Certain facts need to be made common knowledge, which sadly isn't the current situation:
- 2/3 of sexual assault is committed by someone known to the victim
- There is no fault attributed to a victim of sexual assault. Alcohol, what they were wearing or where they were are NOT valid reasons for them to be subjected to unwanted behaviour forced upon them unwillingly
- Rape is not committed because it cannot be helped or suppressed - most are premeditated and for a feeling of power rather than sexual pleasure
- Any gender, sexual orientation or age can be a victim
- Some people who have been raped prefer to be called 'rape survivors'
- Victims in rape situations are often legitimately afraid of being killed or seriously injured and so co-operate with the rapist to save their lives
- Rapists use many manipulative techniques to intimidate and coerce their victims
- Victims in a rape situations often become physically paralysed with terror or shock and are unable to move or fight

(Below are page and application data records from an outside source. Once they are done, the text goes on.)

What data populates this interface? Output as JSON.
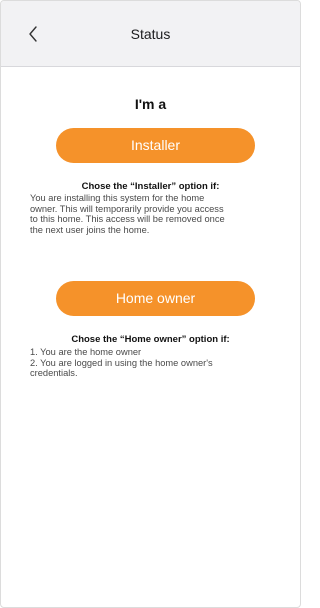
{
  "nav": {
    "back_icon": "chevron-left-icon",
    "title": "Status"
  },
  "heading": "I'm a",
  "installer": {
    "button_label": "Installer",
    "option_title": "Chose the “Installer” option if:",
    "description_lines": [
      "You are installing this system for the home",
      "owner. This will temporarily provide you access",
      "to this home. This access will be removed once",
      "the next user joins the home."
    ]
  },
  "home_owner": {
    "button_label": "Home owner",
    "option_title": "Chose the “Home owner” option if:",
    "description_lines": [
      "1. You are the home owner",
      "2. You are logged in using the home owner's",
      "credentials."
    ]
  },
  "colors": {
    "accent": "#f5922a",
    "nav_bg": "#f2f2f4"
  }
}
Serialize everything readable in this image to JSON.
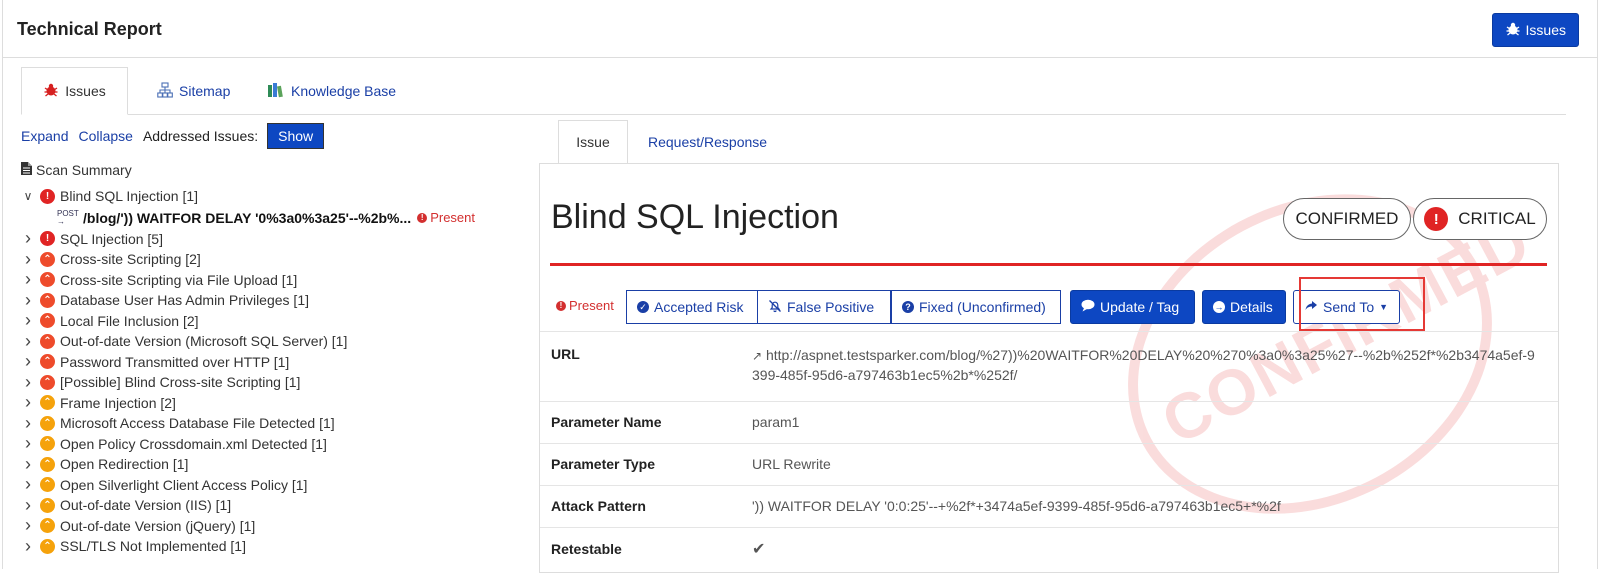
{
  "header": {
    "title": "Technical Report",
    "issues_button": "Issues"
  },
  "main_tabs": [
    {
      "label": "Issues"
    },
    {
      "label": "Sitemap"
    },
    {
      "label": "Knowledge Base"
    }
  ],
  "controls": {
    "expand": "Expand",
    "collapse": "Collapse",
    "addressed_label": "Addressed Issues:",
    "show": "Show"
  },
  "tree": {
    "root": "Scan Summary",
    "expanded_item": {
      "label": "Blind SQL Injection [1]",
      "severity": "critical"
    },
    "sub_item": {
      "method": "POST",
      "path": "/blog/')) WAITFOR DELAY '0%3a0%3a25'--%2b%...",
      "status": "Present"
    },
    "items": [
      {
        "label": "SQL Injection [5]",
        "severity": "critical"
      },
      {
        "label": "Cross-site Scripting [2]",
        "severity": "high"
      },
      {
        "label": "Cross-site Scripting via File Upload [1]",
        "severity": "high"
      },
      {
        "label": "Database User Has Admin Privileges [1]",
        "severity": "high"
      },
      {
        "label": "Local File Inclusion [2]",
        "severity": "high"
      },
      {
        "label": "Out-of-date Version (Microsoft SQL Server) [1]",
        "severity": "high"
      },
      {
        "label": "Password Transmitted over HTTP [1]",
        "severity": "high"
      },
      {
        "label": "[Possible] Blind Cross-site Scripting [1]",
        "severity": "high"
      },
      {
        "label": "Frame Injection [2]",
        "severity": "medium"
      },
      {
        "label": "Microsoft Access Database File Detected [1]",
        "severity": "medium"
      },
      {
        "label": "Open Policy Crossdomain.xml Detected [1]",
        "severity": "medium"
      },
      {
        "label": "Open Redirection [1]",
        "severity": "medium"
      },
      {
        "label": "Open Silverlight Client Access Policy [1]",
        "severity": "medium"
      },
      {
        "label": "Out-of-date Version (IIS) [1]",
        "severity": "medium"
      },
      {
        "label": "Out-of-date Version (jQuery) [1]",
        "severity": "medium"
      },
      {
        "label": "SSL/TLS Not Implemented [1]",
        "severity": "medium"
      }
    ]
  },
  "detail_tabs": [
    {
      "label": "Issue"
    },
    {
      "label": "Request/Response"
    }
  ],
  "issue": {
    "title": "Blind SQL Injection",
    "confirmed": "CONFIRMED",
    "severity": "CRITICAL",
    "stamp_text": "CONFIRMED",
    "status": "Present",
    "actions": {
      "accepted_risk": "Accepted Risk",
      "false_positive": "False Positive",
      "fixed": "Fixed (Unconfirmed)",
      "update_tag": "Update / Tag",
      "details": "Details",
      "send_to": "Send To"
    },
    "fields": {
      "url_label": "URL",
      "url_value": "http://aspnet.testsparker.com/blog/%27))%20WAITFOR%20DELAY%20%270%3a0%3a25%27--%2b%252f*%2b3474a5ef-9399-485f-95d6-a797463b1ec5%2b*%252f/",
      "param_name_label": "Parameter Name",
      "param_name_value": "param1",
      "param_type_label": "Parameter Type",
      "param_type_value": "URL Rewrite",
      "attack_label": "Attack Pattern",
      "attack_value": "')) WAITFOR DELAY '0:0:25'--+%2f*+3474a5ef-9399-485f-95d6-a797463b1ec5+*%2f",
      "retestable_label": "Retestable",
      "retestable_value": "✔"
    }
  },
  "colors": {
    "primary": "#0d47c2",
    "critical": "#e02424",
    "high": "#ee4b2b",
    "medium": "#f5a20b",
    "highlight": "#e53935"
  }
}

- Non-consensual intercourse doesn't always leave visible signs on the body or the genitals
- Only 0.01% of rape accusations are found to be false
- Sex workers have the same rights as anyone else and it is possible for them to be raped too
- Not all victims will report it right away, and that is their decision